"Not only is uranium expensive and rare, it can also be used to build nuclear weapons. These reactors also generate radioactive waste that needs to be safely stored"

Nuclear waste problem only exists today because some people prevented construction of kind of nuclear reactors, which can use spent fuel from others as fuel, by claiming that would cause nuclear proliferation! However, the real world evidence clearly shows that not constructing such reactors never actually prevents any willing countries (like N Korea & Iran) from nuclear proliferation!
Building one and making it work are completely different things. And China's recent history on nukes is not good.
Not the World's first Thorium Reactor. The Oak Ridge National Laboratory operated an experimental Thorium Reactor for 15,000 hours from 1965 to 1969. https://en.wikipedia.org/wiki/Thorium-based_nuclear_power
Expanded Viewpoint
Someone needs to sit down and do an energy audit on this before going one step more. Back in about 1998, an energy audit was done on the nuclear power industry, and it was determined that the amount of carbon based fuels burned in mining and processing Uranium ore into fuel, etc, was MORE than what would have been needed to generate the same amount of electricity in a regular steam plant, if it had just been burned there instead!! What then, was the point of building nuclear power plants?? Here we go again, spending 50 dollars to generate 20 dollars' worth of electricity!
Another case in which the US could have and should have been a generation ahead of the Chinese in this technology. Absent a reliable, robust, affordable grid-scale energy storage solution, clean nuclear is by far the best, most viable alternative to carbon-based energy for base load power.
Reply to Expanded Viewpoint -Thorium comes from waste products of mining.
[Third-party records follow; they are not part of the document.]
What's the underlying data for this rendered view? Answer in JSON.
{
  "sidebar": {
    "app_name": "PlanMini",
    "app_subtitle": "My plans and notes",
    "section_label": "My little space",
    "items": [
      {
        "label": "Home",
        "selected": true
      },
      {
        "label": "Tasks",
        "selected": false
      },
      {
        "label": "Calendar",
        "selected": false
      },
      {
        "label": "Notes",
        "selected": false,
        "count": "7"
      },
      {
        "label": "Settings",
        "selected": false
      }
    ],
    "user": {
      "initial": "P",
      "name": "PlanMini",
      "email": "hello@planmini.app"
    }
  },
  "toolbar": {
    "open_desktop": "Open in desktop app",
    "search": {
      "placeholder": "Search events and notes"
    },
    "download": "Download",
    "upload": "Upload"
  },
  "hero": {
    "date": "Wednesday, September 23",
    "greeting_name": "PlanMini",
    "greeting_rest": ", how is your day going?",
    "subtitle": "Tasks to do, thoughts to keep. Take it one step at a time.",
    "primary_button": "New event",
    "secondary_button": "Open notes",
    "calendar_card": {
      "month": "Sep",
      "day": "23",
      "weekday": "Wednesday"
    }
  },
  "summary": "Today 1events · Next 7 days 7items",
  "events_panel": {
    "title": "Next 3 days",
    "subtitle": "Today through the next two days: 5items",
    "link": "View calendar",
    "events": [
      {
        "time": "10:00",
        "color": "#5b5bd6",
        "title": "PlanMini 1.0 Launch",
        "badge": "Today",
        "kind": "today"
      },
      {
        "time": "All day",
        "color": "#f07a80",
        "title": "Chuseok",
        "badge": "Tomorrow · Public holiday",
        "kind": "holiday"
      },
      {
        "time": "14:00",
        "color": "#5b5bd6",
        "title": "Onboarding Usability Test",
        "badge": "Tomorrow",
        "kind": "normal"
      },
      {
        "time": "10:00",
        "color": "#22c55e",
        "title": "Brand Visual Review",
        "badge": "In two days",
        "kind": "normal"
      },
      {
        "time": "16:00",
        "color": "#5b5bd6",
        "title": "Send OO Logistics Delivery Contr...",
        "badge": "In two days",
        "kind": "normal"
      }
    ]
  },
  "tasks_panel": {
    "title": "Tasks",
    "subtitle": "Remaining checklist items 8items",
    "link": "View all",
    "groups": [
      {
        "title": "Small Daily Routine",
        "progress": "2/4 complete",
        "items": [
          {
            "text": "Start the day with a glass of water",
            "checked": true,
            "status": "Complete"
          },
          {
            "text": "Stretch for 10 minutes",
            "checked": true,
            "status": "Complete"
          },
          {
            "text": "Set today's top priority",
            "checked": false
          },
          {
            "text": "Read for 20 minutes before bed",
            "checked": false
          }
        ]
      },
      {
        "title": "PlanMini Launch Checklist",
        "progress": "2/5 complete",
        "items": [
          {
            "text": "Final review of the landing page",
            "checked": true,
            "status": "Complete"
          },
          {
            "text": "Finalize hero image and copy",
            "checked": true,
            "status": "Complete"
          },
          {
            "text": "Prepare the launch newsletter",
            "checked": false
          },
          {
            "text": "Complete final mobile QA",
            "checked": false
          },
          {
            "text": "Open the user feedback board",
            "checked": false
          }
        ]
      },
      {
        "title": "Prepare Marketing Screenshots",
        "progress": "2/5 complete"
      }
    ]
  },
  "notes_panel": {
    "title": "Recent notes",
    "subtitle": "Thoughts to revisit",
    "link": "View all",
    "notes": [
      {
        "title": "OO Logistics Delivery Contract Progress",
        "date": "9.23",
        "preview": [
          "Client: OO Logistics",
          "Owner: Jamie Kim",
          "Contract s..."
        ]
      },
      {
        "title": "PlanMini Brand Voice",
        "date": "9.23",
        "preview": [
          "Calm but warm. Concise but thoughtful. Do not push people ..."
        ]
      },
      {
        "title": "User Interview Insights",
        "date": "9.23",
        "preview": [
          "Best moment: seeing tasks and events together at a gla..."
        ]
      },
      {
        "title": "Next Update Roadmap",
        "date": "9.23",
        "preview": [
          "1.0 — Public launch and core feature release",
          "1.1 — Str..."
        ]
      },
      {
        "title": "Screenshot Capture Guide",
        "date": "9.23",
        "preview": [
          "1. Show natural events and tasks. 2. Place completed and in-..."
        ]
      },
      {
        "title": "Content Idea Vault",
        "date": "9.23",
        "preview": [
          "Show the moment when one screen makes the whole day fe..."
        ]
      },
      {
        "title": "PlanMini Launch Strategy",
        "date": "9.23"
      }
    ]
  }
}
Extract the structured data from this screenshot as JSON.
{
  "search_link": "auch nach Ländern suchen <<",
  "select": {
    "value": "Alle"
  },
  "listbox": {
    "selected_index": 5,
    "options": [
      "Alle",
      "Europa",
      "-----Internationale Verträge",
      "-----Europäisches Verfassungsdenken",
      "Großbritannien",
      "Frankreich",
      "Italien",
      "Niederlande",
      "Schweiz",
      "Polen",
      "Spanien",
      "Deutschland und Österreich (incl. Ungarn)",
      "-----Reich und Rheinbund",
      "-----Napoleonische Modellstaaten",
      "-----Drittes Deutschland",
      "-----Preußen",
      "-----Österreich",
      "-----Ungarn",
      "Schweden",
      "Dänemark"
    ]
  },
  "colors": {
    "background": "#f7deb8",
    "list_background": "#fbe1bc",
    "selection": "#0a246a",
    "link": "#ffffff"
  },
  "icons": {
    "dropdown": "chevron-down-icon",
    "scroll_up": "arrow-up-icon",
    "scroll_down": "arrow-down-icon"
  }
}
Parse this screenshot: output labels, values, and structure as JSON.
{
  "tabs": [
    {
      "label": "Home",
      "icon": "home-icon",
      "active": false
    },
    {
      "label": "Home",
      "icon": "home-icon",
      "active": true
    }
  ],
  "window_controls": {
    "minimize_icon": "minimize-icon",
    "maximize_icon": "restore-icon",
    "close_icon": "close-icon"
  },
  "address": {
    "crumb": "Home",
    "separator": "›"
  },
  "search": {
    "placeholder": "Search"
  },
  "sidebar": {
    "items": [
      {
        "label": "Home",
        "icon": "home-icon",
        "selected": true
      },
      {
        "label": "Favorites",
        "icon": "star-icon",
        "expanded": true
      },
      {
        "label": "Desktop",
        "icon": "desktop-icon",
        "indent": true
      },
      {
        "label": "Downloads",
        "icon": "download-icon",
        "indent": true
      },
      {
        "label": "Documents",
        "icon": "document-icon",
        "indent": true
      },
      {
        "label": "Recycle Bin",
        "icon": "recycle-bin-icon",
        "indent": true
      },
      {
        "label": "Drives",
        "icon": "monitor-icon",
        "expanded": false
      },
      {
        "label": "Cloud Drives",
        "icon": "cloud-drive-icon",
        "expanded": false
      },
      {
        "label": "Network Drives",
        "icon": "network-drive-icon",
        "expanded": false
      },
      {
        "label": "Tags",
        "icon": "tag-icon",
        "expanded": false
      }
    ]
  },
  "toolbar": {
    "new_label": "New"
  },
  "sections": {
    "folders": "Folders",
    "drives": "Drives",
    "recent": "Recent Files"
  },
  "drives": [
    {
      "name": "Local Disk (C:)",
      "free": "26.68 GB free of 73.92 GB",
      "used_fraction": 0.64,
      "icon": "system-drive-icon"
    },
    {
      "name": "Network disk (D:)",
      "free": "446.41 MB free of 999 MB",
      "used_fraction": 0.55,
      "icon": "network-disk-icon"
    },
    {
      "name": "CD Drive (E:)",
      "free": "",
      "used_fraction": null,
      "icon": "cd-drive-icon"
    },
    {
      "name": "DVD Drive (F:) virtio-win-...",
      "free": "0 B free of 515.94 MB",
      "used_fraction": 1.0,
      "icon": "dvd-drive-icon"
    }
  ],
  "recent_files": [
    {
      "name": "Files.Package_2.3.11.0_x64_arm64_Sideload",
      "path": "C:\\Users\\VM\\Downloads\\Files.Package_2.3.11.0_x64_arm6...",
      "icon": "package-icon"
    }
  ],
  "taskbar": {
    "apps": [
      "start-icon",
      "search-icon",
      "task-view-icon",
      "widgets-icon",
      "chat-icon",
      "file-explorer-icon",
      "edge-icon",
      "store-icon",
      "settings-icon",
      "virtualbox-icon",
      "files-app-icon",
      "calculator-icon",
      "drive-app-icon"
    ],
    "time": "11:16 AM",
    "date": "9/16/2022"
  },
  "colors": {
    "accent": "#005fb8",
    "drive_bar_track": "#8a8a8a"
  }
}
Thorium is estimated to be over three times as abundant as uranium in the Earth's crust and is chiefly refined from monazite sands as a by-product of extracting rare-earth metals.
As FB36 points out, nuclear waste from uranium-fuel reactors can be reprocessed and re-used to extract even more energy from current reactors. Other reactor designs can reduce the high-level nuclear so it has a relatively short half-life on the order of hundreds of years. The amount of waste generated is miniscule, even from current reactors. All the burnt reactor cores from all the reactors in the U.S. since the 1950's would fit in a football field, stacked several feet high. Producing energy from uranium is so efficient that only small amounts are needed. Now that uranium extraction from seawater has been proved practical and economical, there is enough uranium diluted in seawater to provide all the energy needs of humans for a billion years. For all practical purposes, that's "sustainable". Uranium only needs to be enriched to 3 to 5 percent for reactor fuel, far below the amount (20% or higher) that can be used for a weapon. New reactor designs are far safer than previous generations, which were already so safe that nuclear power accidents have resulted in far fewer deaths (dozens) than any other base load power production technology (hundreds to thousands).
Regarding the energy cost of processing uranium, I think most of it is consumed in isotopic separation, not necessary for thorium.

For me, molten salt reactors, particularly using thorium, sound like a good idea, but build one, operate it for a suitable period of time, and then do a proper audit to see if it really is a good idea. There are too many unknowns to start mass-producing them.
Dr. Arjun Makhijani is not a fan or thorium reactors. Read his articles at: https://ieer.org/resources/subject-index/ Use your Edit/find function to find the relevant articles.
There is a Wikipedia article on thorium reactors. Safe nuclear and clean coal are oxymorons. Read the book Insurmountable Risks, by Brice Smith.
Eric Robinson
"One major issue molten salt reactors have to contend with is corrosion, with the radioactive molten salt prone to eating away at piping or other components." - this was solved by, corrosive resistant, Hastelloy-N in the 1960s Molten Salt Reactor Experiment that ran for 5 years at Oak Ridge National Labs, Knoxville TN.